# Exercise prompt
Return the data below exactly as given, except for the images.

# Data extract
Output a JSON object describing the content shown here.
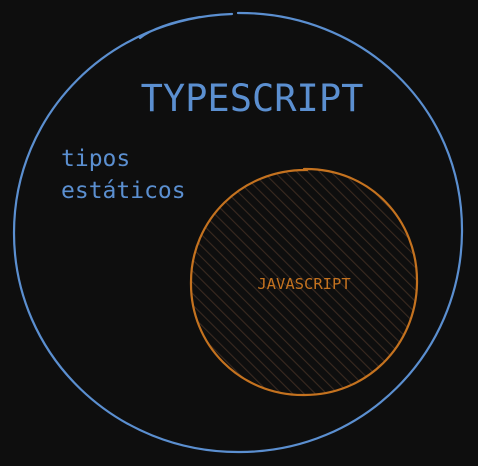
{
  "colors": {
    "background": "#0e0e0e",
    "typescript": "#5b8fd0",
    "javascript": "#c4721f",
    "hatch": "#3a2a20"
  },
  "typescript": {
    "title": "TYPESCRIPT",
    "note_line1": "tipos",
    "note_line2": "estáticos"
  },
  "javascript": {
    "title": "JAVASCRIPT"
  }
}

# Task answer
Output a JSON object describing the content shown here.
{
  "colors": {
    "background": "#0e0e0e",
    "typescript": "#5b8fd0",
    "javascript": "#c4721f",
    "hatch": "#3a2a20"
  },
  "typescript": {
    "title": "TYPESCRIPT",
    "note_line1": "tipos",
    "note_line2": "estáticos"
  },
  "javascript": {
    "title": "JAVASCRIPT"
  }
}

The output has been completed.